» Task instructions
Each entry has to be given again in its exact wording, and no picture may appear in the result.

(Page and application data records)
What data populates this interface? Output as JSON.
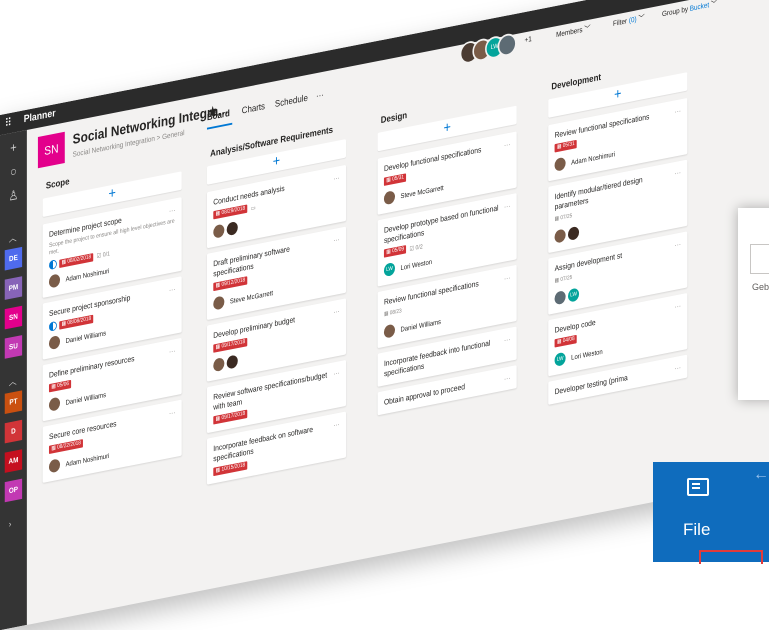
{
  "colors": {
    "accent": "#0078d4",
    "plan_logo": "#e3008c",
    "overdue": "#d13438",
    "rail": "#343434",
    "file_tile": "#0f6cbd"
  },
  "titlebar": {
    "app_name": "Planner",
    "icons": [
      "waffle-icon",
      "bell-icon",
      "gear-icon",
      "help-icon"
    ],
    "help": "?"
  },
  "rail": {
    "icons": [
      "plus-icon",
      "circle-icon",
      "person-icon"
    ],
    "plans": [
      {
        "label": "DE",
        "color": "#4f6bed"
      },
      {
        "label": "PM",
        "color": "#8764b8"
      },
      {
        "label": "SN",
        "color": "#e3008c"
      },
      {
        "label": "SU",
        "color": "#c239b3"
      },
      {
        "label": "PT",
        "color": "#ca5010"
      },
      {
        "label": "D",
        "color": "#d13438"
      },
      {
        "label": "AM",
        "color": "#c50f1f"
      },
      {
        "label": "OP",
        "color": "#c239b3"
      }
    ]
  },
  "plan": {
    "logo": "SN",
    "title": "Social Networking Integra...",
    "star": "★",
    "breadcrumb": "Social Networking Integration > General"
  },
  "nav": {
    "tabs": [
      "Board",
      "Charts",
      "Schedule"
    ],
    "more": "···",
    "active": "Board"
  },
  "header": {
    "member_extra": "+1",
    "members_label": "Members",
    "filter_label": "Filter",
    "filter_count": "(0)",
    "group_label": "Group by",
    "group_value": "Bucket",
    "member_avatars": [
      {
        "initials": "",
        "color": "#4a3b32"
      },
      {
        "initials": "",
        "color": "#7a5c48"
      },
      {
        "initials": "LW",
        "color": "#03a49b"
      },
      {
        "initials": "",
        "color": "#5d6b74"
      }
    ]
  },
  "buckets": [
    {
      "title": "Scope",
      "add": "+",
      "cards": [
        {
          "title": "Determine project scope",
          "desc": "Scope the project to ensure all high level objectives are met.",
          "date": "08/02/2018",
          "checklist": "0/1",
          "progress": true,
          "assignee": "Adam Noshimuri"
        },
        {
          "title": "Secure project sponsorship",
          "date": "08/08/2018",
          "progress": true,
          "assignee": "Daniel Williams"
        },
        {
          "title": "Define preliminary resources",
          "date": "05/06",
          "assignee": "Daniel Williams"
        },
        {
          "title": "Secure core resources",
          "date": "08/22/2018",
          "assignee": "Adam Noshimuri"
        }
      ]
    },
    {
      "title": "Analysis/Software Requirements",
      "add": "+",
      "cards": [
        {
          "title": "Conduct needs analysis",
          "date": "08/29/2018",
          "comment": true,
          "avatars": 2
        },
        {
          "title": "Draft preliminary software specifications",
          "date": "09/12/2018",
          "assignee": "Steve McGarrett"
        },
        {
          "title": "Develop preliminary budget",
          "date": "09/17/2018",
          "avatars": 2
        },
        {
          "title": "Review software specifications/budget with team",
          "date": "09/17/2018"
        },
        {
          "title": "Incorporate feedback on software specifications",
          "date": "10/15/2018"
        }
      ]
    },
    {
      "title": "Design",
      "add": "+",
      "cards": [
        {
          "title": "Develop functional specifications",
          "date": "05/31",
          "assignee": "Steve McGarrett"
        },
        {
          "title": "Develop prototype based on functional specifications",
          "date": "05/09",
          "checklist": "0/2",
          "assignee": "Lori Weston",
          "assignee_initials": "LW"
        },
        {
          "title": "Review functional specifications",
          "date": "08/23",
          "date_grey": true,
          "assignee": "Daniel Williams"
        },
        {
          "title": "Incorporate feedback into functional specifications"
        },
        {
          "title": "Obtain approval to proceed"
        }
      ]
    },
    {
      "title": "Development",
      "add": "+",
      "cards": [
        {
          "title": "Review functional specifications",
          "date": "05/31",
          "assignee": "Adam Noshimuri"
        },
        {
          "title": "Identify modular/tiered design parameters",
          "date": "07/25",
          "date_grey": true,
          "avatars": 2
        },
        {
          "title": "Assign development st",
          "date": "07/25",
          "date_grey": true,
          "avatars_lw": true
        },
        {
          "title": "Develop code",
          "date": "04/08",
          "assignee": "Lori Weston",
          "assignee_initials": "LW"
        },
        {
          "title": "Developer testing (prima"
        }
      ]
    }
  ],
  "overlay": {
    "label": "Geba"
  },
  "file_tile": {
    "label": "File",
    "icon": "file-icon",
    "arrow": "←"
  }
}
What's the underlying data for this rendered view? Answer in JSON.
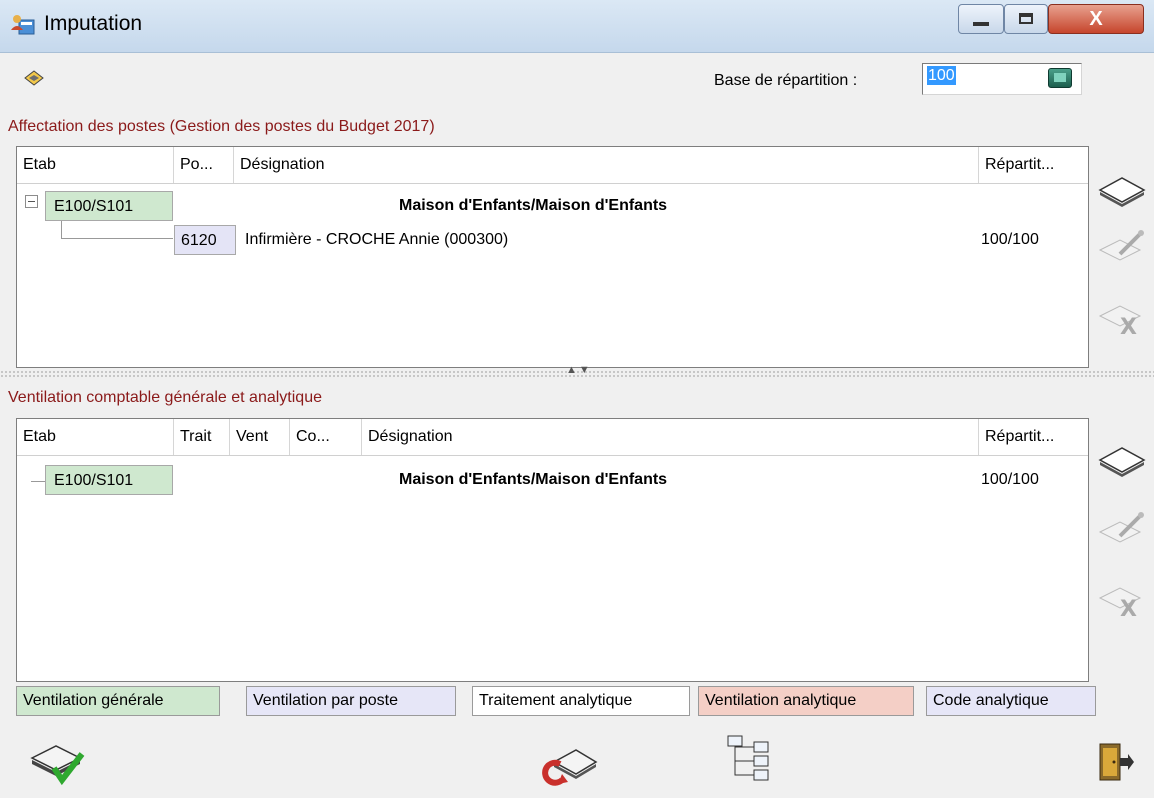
{
  "window": {
    "title": "Imputation"
  },
  "base_repartition": {
    "label": "Base de répartition :",
    "value": "100"
  },
  "affectation": {
    "title": "Affectation des postes (Gestion des postes du Budget 2017)",
    "columns": [
      "Etab",
      "Po...",
      "Désignation",
      "Répartit..."
    ],
    "rows": [
      {
        "etab": "E100/S101",
        "designation": "Maison d'Enfants/Maison d'Enfants"
      },
      {
        "poste": "6120",
        "designation": "Infirmière - CROCHE Annie (000300)",
        "repartition": "100/100"
      }
    ]
  },
  "ventilation": {
    "title": "Ventilation comptable générale et analytique",
    "columns": [
      "Etab",
      "Trait",
      "Vent",
      "Co...",
      "Désignation",
      "Répartit..."
    ],
    "rows": [
      {
        "etab": "E100/S101",
        "designation": "Maison d'Enfants/Maison d'Enfants",
        "repartition": "100/100"
      }
    ]
  },
  "legend": [
    {
      "label": "Ventilation générale",
      "color": "#cfe8cf"
    },
    {
      "label": "Ventilation par poste",
      "color": "#e6e6f7"
    },
    {
      "label": "Traitement analytique",
      "color": "#ffffff"
    },
    {
      "label": "Ventilation analytique",
      "color": "#f4cfc6"
    },
    {
      "label": "Code analytique",
      "color": "#e6e6f7"
    }
  ],
  "icons": {
    "side_actions": [
      "add-icon",
      "edit-icon",
      "delete-icon"
    ],
    "bottom_actions": [
      "validate-icon",
      "refresh-icon",
      "tree-icon",
      "exit-icon"
    ]
  }
}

» Solution
What data populates this interface? Output as JSON.
{
  "colors": {
    "accent": "#0078d4",
    "plan_logo": "#e3008c",
    "overdue": "#d13438",
    "rail": "#343434",
    "file_tile": "#0f6cbd"
  },
  "titlebar": {
    "app_name": "Planner",
    "icons": [
      "waffle-icon",
      "bell-icon",
      "gear-icon",
      "help-icon"
    ],
    "help": "?"
  },
  "rail": {
    "icons": [
      "plus-icon",
      "circle-icon",
      "person-icon"
    ],
    "plans": [
      {
        "label": "DE",
        "color": "#4f6bed"
      },
      {
        "label": "PM",
        "color": "#8764b8"
      },
      {
        "label": "SN",
        "color": "#e3008c"
      },
      {
        "label": "SU",
        "color": "#c239b3"
      },
      {
        "label": "PT",
        "color": "#ca5010"
      },
      {
        "label": "D",
        "color": "#d13438"
      },
      {
        "label": "AM",
        "color": "#c50f1f"
      },
      {
        "label": "OP",
        "color": "#c239b3"
      }
    ]
  },
  "plan": {
    "logo": "SN",
    "title": "Social Networking Integra...",
    "star": "★",
    "breadcrumb": "Social Networking Integration > General"
  },
  "nav": {
    "tabs": [
      "Board",
      "Charts",
      "Schedule"
    ],
    "more": "···",
    "active": "Board"
  },
  "header": {
    "member_extra": "+1",
    "members_label": "Members",
    "filter_label": "Filter",
    "filter_count": "(0)",
    "group_label": "Group by",
    "group_value": "Bucket",
    "member_avatars": [
      {
        "initials": "",
        "color": "#4a3b32"
      },
      {
        "initials": "",
        "color": "#7a5c48"
      },
      {
        "initials": "LW",
        "color": "#03a49b"
      },
      {
        "initials": "",
        "color": "#5d6b74"
      }
    ]
  },
  "buckets": [
    {
      "title": "Scope",
      "add": "+",
      "cards": [
        {
          "title": "Determine project scope",
          "desc": "Scope the project to ensure all high level objectives are met.",
          "date": "08/02/2018",
          "checklist": "0/1",
          "progress": true,
          "assignee": "Adam Noshimuri"
        },
        {
          "title": "Secure project sponsorship",
          "date": "08/08/2018",
          "progress": true,
          "assignee": "Daniel Williams"
        },
        {
          "title": "Define preliminary resources",
          "date": "05/06",
          "assignee": "Daniel Williams"
        },
        {
          "title": "Secure core resources",
          "date": "08/22/2018",
          "assignee": "Adam Noshimuri"
        }
      ]
    },
    {
      "title": "Analysis/Software Requirements",
      "add": "+",
      "cards": [
        {
          "title": "Conduct needs analysis",
          "date": "08/29/2018",
          "comment": true,
          "avatars": 2
        },
        {
          "title": "Draft preliminary software specifications",
          "date": "09/12/2018",
          "assignee": "Steve McGarrett"
        },
        {
          "title": "Develop preliminary budget",
          "date": "09/17/2018",
          "avatars": 2
        },
        {
          "title": "Review software specifications/budget with team",
          "date": "09/17/2018"
        },
        {
          "title": "Incorporate feedback on software specifications",
          "date": "10/15/2018"
        }
      ]
    },
    {
      "title": "Design",
      "add": "+",
      "cards": [
        {
          "title": "Develop functional specifications",
          "date": "05/31",
          "assignee": "Steve McGarrett"
        },
        {
          "title": "Develop prototype based on functional specifications",
          "date": "05/09",
          "checklist": "0/2",
          "assignee": "Lori Weston",
          "assignee_initials": "LW"
        },
        {
          "title": "Review functional specifications",
          "date": "08/23",
          "date_grey": true,
          "assignee": "Daniel Williams"
        },
        {
          "title": "Incorporate feedback into functional specifications"
        },
        {
          "title": "Obtain approval to proceed"
        }
      ]
    },
    {
      "title": "Development",
      "add": "+",
      "cards": [
        {
          "title": "Review functional specifications",
          "date": "05/31",
          "assignee": "Adam Noshimuri"
        },
        {
          "title": "Identify modular/tiered design parameters",
          "date": "07/25",
          "date_grey": true,
          "avatars": 2
        },
        {
          "title": "Assign development st",
          "date": "07/25",
          "date_grey": true,
          "avatars_lw": true
        },
        {
          "title": "Develop code",
          "date": "04/08",
          "assignee": "Lori Weston",
          "assignee_initials": "LW"
        },
        {
          "title": "Developer testing (prima"
        }
      ]
    }
  ],
  "overlay": {
    "label": "Geba"
  },
  "file_tile": {
    "label": "File",
    "icon": "file-icon",
    "arrow": "←"
  }
}
What's the underlying data for this rendered view? Answer in JSON.
{
  "window": {
    "title": "Imputation"
  },
  "base_repartition": {
    "label": "Base de répartition :",
    "value": "100"
  },
  "affectation": {
    "title": "Affectation des postes (Gestion des postes du Budget 2017)",
    "columns": [
      "Etab",
      "Po...",
      "Désignation",
      "Répartit..."
    ],
    "rows": [
      {
        "etab": "E100/S101",
        "designation": "Maison d'Enfants/Maison d'Enfants"
      },
      {
        "poste": "6120",
        "designation": "Infirmière - CROCHE Annie (000300)",
        "repartition": "100/100"
      }
    ]
  },
  "ventilation": {
    "title": "Ventilation comptable générale et analytique",
    "columns": [
      "Etab",
      "Trait",
      "Vent",
      "Co...",
      "Désignation",
      "Répartit..."
    ],
    "rows": [
      {
        "etab": "E100/S101",
        "designation": "Maison d'Enfants/Maison d'Enfants",
        "repartition": "100/100"
      }
    ]
  },
  "legend": [
    {
      "label": "Ventilation générale",
      "color": "#cfe8cf"
    },
    {
      "label": "Ventilation par poste",
      "color": "#e6e6f7"
    },
    {
      "label": "Traitement analytique",
      "color": "#ffffff"
    },
    {
      "label": "Ventilation analytique",
      "color": "#f4cfc6"
    },
    {
      "label": "Code analytique",
      "color": "#e6e6f7"
    }
  ],
  "icons": {
    "side_actions": [
      "add-icon",
      "edit-icon",
      "delete-icon"
    ],
    "bottom_actions": [
      "validate-icon",
      "refresh-icon",
      "tree-icon",
      "exit-icon"
    ]
  }
}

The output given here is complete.